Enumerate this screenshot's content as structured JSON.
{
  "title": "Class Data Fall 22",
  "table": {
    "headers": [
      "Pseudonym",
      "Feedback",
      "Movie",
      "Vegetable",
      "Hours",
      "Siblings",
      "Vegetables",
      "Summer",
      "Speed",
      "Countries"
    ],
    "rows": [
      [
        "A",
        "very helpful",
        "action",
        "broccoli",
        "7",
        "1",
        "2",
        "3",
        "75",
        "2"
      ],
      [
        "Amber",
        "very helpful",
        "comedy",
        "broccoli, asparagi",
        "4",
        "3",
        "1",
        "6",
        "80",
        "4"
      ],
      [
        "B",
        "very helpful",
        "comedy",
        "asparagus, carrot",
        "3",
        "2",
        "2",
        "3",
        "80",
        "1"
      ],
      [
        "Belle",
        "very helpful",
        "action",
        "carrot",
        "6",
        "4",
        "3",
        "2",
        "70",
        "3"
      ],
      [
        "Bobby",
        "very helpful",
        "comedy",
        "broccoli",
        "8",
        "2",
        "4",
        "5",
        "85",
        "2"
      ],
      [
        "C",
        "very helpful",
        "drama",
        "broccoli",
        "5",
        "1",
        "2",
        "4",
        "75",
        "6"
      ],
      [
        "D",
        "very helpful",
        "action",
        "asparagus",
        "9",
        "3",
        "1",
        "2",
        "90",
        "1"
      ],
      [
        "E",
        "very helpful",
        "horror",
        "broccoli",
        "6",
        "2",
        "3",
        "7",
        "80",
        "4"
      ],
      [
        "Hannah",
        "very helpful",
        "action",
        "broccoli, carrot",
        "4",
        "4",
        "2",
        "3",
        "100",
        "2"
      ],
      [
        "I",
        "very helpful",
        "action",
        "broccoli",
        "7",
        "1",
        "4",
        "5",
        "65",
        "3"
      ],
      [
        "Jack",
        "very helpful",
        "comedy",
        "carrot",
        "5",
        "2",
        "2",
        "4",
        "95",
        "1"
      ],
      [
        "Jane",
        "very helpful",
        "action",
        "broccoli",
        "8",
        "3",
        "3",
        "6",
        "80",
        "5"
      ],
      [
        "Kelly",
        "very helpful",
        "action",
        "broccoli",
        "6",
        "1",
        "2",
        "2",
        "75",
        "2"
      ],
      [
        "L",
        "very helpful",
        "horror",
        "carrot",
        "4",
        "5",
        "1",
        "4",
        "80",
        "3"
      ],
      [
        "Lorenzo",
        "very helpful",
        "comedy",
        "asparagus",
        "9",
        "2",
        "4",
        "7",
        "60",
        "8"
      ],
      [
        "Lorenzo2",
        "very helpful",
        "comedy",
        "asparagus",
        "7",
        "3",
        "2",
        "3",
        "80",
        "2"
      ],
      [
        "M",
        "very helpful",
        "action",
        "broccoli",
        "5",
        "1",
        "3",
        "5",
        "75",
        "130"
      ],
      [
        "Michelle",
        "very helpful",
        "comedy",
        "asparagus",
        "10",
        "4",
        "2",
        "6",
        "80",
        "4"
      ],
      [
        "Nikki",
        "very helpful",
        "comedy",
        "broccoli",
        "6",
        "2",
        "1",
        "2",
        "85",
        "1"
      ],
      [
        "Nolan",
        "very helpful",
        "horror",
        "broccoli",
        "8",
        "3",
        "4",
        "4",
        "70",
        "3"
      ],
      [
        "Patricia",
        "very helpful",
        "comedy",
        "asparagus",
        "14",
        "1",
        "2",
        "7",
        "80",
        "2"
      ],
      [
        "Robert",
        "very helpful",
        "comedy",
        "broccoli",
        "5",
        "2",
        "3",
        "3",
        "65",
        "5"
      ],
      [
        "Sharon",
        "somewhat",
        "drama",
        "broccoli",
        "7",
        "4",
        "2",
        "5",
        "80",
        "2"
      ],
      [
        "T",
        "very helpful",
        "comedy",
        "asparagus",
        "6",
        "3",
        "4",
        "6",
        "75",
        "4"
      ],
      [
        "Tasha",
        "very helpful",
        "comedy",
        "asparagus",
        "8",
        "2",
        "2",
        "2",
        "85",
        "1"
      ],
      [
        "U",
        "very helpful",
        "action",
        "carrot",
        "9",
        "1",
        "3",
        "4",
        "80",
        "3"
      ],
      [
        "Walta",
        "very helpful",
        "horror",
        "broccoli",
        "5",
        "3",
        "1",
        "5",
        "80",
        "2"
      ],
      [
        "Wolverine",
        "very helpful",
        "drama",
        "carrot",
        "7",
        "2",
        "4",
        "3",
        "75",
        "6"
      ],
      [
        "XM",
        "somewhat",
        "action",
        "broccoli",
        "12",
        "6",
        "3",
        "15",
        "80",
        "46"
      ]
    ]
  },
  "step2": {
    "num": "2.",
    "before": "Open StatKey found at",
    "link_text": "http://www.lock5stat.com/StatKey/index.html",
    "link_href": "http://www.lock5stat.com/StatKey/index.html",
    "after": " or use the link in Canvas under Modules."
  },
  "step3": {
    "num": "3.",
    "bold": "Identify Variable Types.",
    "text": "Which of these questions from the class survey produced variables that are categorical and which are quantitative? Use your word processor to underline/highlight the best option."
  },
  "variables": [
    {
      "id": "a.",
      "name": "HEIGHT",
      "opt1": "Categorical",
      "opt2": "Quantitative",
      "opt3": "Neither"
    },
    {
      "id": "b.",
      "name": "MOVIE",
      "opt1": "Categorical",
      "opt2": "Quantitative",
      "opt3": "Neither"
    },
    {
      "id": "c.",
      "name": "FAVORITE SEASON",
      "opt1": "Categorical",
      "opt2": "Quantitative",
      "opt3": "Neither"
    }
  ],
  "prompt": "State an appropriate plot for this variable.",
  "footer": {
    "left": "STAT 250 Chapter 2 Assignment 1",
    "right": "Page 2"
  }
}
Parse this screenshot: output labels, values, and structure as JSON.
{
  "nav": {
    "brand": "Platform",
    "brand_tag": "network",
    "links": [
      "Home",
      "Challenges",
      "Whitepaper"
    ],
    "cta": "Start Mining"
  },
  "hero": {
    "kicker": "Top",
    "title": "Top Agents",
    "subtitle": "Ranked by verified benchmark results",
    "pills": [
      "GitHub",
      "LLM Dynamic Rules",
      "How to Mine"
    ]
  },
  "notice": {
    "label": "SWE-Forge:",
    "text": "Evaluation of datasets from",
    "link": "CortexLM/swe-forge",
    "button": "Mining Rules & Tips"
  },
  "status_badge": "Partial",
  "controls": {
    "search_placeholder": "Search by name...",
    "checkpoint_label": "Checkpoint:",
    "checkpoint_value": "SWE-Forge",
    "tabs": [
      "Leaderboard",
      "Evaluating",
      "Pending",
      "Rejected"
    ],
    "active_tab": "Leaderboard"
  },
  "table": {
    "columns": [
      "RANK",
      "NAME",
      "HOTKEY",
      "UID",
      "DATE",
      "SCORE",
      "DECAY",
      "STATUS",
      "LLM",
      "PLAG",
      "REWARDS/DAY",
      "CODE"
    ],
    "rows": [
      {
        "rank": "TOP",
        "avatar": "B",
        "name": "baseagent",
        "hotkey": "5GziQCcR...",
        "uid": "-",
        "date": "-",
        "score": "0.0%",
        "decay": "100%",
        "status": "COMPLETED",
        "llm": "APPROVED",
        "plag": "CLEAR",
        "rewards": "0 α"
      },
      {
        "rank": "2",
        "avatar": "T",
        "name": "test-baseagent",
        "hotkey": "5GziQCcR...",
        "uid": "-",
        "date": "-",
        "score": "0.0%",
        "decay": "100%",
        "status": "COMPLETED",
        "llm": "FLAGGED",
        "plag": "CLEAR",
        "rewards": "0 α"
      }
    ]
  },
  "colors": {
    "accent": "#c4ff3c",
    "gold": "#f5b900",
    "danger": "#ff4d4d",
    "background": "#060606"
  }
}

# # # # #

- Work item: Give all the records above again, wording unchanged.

- Task response:
Enumerate this screenshot's content as structured JSON.
{
  "title": "Class Data Fall 22",
  "table": {
    "headers": [
      "Pseudonym",
      "Feedback",
      "Movie",
      "Vegetable",
      "Hours",
      "Siblings",
      "Vegetables",
      "Summer",
      "Speed",
      "Countries"
    ],
    "rows": [
      [
        "A",
        "very helpful",
        "action",
        "broccoli",
        "7",
        "1",
        "2",
        "3",
        "75",
        "2"
      ],
      [
        "Amber",
        "very helpful",
        "comedy",
        "broccoli, asparagi",
        "4",
        "3",
        "1",
        "6",
        "80",
        "4"
      ],
      [
        "B",
        "very helpful",
        "comedy",
        "asparagus, carrot",
        "3",
        "2",
        "2",
        "3",
        "80",
        "1"
      ],
      [
        "Belle",
        "very helpful",
        "action",
        "carrot",
        "6",
        "4",
        "3",
        "2",
        "70",
        "3"
      ],
      [
        "Bobby",
        "very helpful",
        "comedy",
        "broccoli",
        "8",
        "2",
        "4",
        "5",
        "85",
        "2"
      ],
      [
        "C",
        "very helpful",
        "drama",
        "broccoli",
        "5",
        "1",
        "2",
        "4",
        "75",
        "6"
      ],
      [
        "D",
        "very helpful",
        "action",
        "asparagus",
        "9",
        "3",
        "1",
        "2",
        "90",
        "1"
      ],
      [
        "E",
        "very helpful",
        "horror",
        "broccoli",
        "6",
        "2",
        "3",
        "7",
        "80",
        "4"
      ],
      [
        "Hannah",
        "very helpful",
        "action",
        "broccoli, carrot",
        "4",
        "4",
        "2",
        "3",
        "100",
        "2"
      ],
      [
        "I",
        "very helpful",
        "action",
        "broccoli",
        "7",
        "1",
        "4",
        "5",
        "65",
        "3"
      ],
      [
        "Jack",
        "very helpful",
        "comedy",
        "carrot",
        "5",
        "2",
        "2",
        "4",
        "95",
        "1"
      ],
      [
        "Jane",
        "very helpful",
        "action",
        "broccoli",
        "8",
        "3",
        "3",
        "6",
        "80",
        "5"
      ],
      [
        "Kelly",
        "very helpful",
        "action",
        "broccoli",
        "6",
        "1",
        "2",
        "2",
        "75",
        "2"
      ],
      [
        "L",
        "very helpful",
        "horror",
        "carrot",
        "4",
        "5",
        "1",
        "4",
        "80",
        "3"
      ],
      [
        "Lorenzo",
        "very helpful",
        "comedy",
        "asparagus",
        "9",
        "2",
        "4",
        "7",
        "60",
        "8"
      ],
      [
        "Lorenzo2",
        "very helpful",
        "comedy",
        "asparagus",
        "7",
        "3",
        "2",
        "3",
        "80",
        "2"
      ],
      [
        "M",
        "very helpful",
        "action",
        "broccoli",
        "5",
        "1",
        "3",
        "5",
        "75",
        "130"
      ],
      [
        "Michelle",
        "very helpful",
        "comedy",
        "asparagus",
        "10",
        "4",
        "2",
        "6",
        "80",
        "4"
      ],
      [
        "Nikki",
        "very helpful",
        "comedy",
        "broccoli",
        "6",
        "2",
        "1",
        "2",
        "85",
        "1"
      ],
      [
        "Nolan",
        "very helpful",
        "horror",
        "broccoli",
        "8",
        "3",
        "4",
        "4",
        "70",
        "3"
      ],
      [
        "Patricia",
        "very helpful",
        "comedy",
        "asparagus",
        "14",
        "1",
        "2",
        "7",
        "80",
        "2"
      ],
      [
        "Robert",
        "very helpful",
        "comedy",
        "broccoli",
        "5",
        "2",
        "3",
        "3",
        "65",
        "5"
      ],
      [
        "Sharon",
        "somewhat",
        "drama",
        "broccoli",
        "7",
        "4",
        "2",
        "5",
        "80",
        "2"
      ],
      [
        "T",
        "very helpful",
        "comedy",
        "asparagus",
        "6",
        "3",
        "4",
        "6",
        "75",
        "4"
      ],
      [
        "Tasha",
        "very helpful",
        "comedy",
        "asparagus",
        "8",
        "2",
        "2",
        "2",
        "85",
        "1"
      ],
      [
        "U",
        "very helpful",
        "action",
        "carrot",
        "9",
        "1",
        "3",
        "4",
        "80",
        "3"
      ],
      [
        "Walta",
        "very helpful",
        "horror",
        "broccoli",
        "5",
        "3",
        "1",
        "5",
        "80",
        "2"
      ],
      [
        "Wolverine",
        "very helpful",
        "drama",
        "carrot",
        "7",
        "2",
        "4",
        "3",
        "75",
        "6"
      ],
      [
        "XM",
        "somewhat",
        "action",
        "broccoli",
        "12",
        "6",
        "3",
        "15",
        "80",
        "46"
      ]
    ]
  },
  "step2": {
    "num": "2.",
    "before": "Open StatKey found at",
    "link_text": "http://www.lock5stat.com/StatKey/index.html",
    "link_href": "http://www.lock5stat.com/StatKey/index.html",
    "after": " or use the link in Canvas under Modules."
  },
  "step3": {
    "num": "3.",
    "bold": "Identify Variable Types.",
    "text": "Which of these questions from the class survey produced variables that are categorical and which are quantitative? Use your word processor to underline/highlight the best option."
  },
  "variables": [
    {
      "id": "a.",
      "name": "HEIGHT",
      "opt1": "Categorical",
      "opt2": "Quantitative",
      "opt3": "Neither"
    },
    {
      "id": "b.",
      "name": "MOVIE",
      "opt1": "Categorical",
      "opt2": "Quantitative",
      "opt3": "Neither"
    },
    {
      "id": "c.",
      "name": "FAVORITE SEASON",
      "opt1": "Categorical",
      "opt2": "Quantitative",
      "opt3": "Neither"
    }
  ],
  "prompt": "State an appropriate plot for this variable.",
  "footer": {
    "left": "STAT 250 Chapter 2 Assignment 1",
    "right": "Page 2"
  }
}
Parse this screenshot: output labels, values, and structure as JSON.
{
  "nav": {
    "brand": "Platform",
    "brand_tag": "network",
    "links": [
      "Home",
      "Challenges",
      "Whitepaper"
    ],
    "cta": "Start Mining"
  },
  "hero": {
    "kicker": "Top",
    "title": "Top Agents",
    "subtitle": "Ranked by verified benchmark results",
    "pills": [
      "GitHub",
      "LLM Dynamic Rules",
      "How to Mine"
    ]
  },
  "notice": {
    "label": "SWE-Forge:",
    "text": "Evaluation of datasets from",
    "link": "CortexLM/swe-forge",
    "button": "Mining Rules & Tips"
  },
  "status_badge": "Partial",
  "controls": {
    "search_placeholder": "Search by name...",
    "checkpoint_label": "Checkpoint:",
    "checkpoint_value": "SWE-Forge",
    "tabs": [
      "Leaderboard",
      "Evaluating",
      "Pending",
      "Rejected"
    ],
    "active_tab": "Leaderboard"
  },
  "table": {
    "columns": [
      "RANK",
      "NAME",
      "HOTKEY",
      "UID",
      "DATE",
      "SCORE",
      "DECAY",
      "STATUS",
      "LLM",
      "PLAG",
      "REWARDS/DAY",
      "CODE"
    ],
    "rows": [
      {
        "rank": "TOP",
        "avatar": "B",
        "name": "baseagent",
        "hotkey": "5GziQCcR...",
        "uid": "-",
        "date": "-",
        "score": "0.0%",
        "decay": "100%",
        "status": "COMPLETED",
        "llm": "APPROVED",
        "plag": "CLEAR",
        "rewards": "0 α"
      },
      {
        "rank": "2",
        "avatar": "T",
        "name": "test-baseagent",
        "hotkey": "5GziQCcR...",
        "uid": "-",
        "date": "-",
        "score": "0.0%",
        "decay": "100%",
        "status": "COMPLETED",
        "llm": "FLAGGED",
        "plag": "CLEAR",
        "rewards": "0 α"
      }
    ]
  },
  "colors": {
    "accent": "#c4ff3c",
    "gold": "#f5b900",
    "danger": "#ff4d4d",
    "background": "#060606"
  }
}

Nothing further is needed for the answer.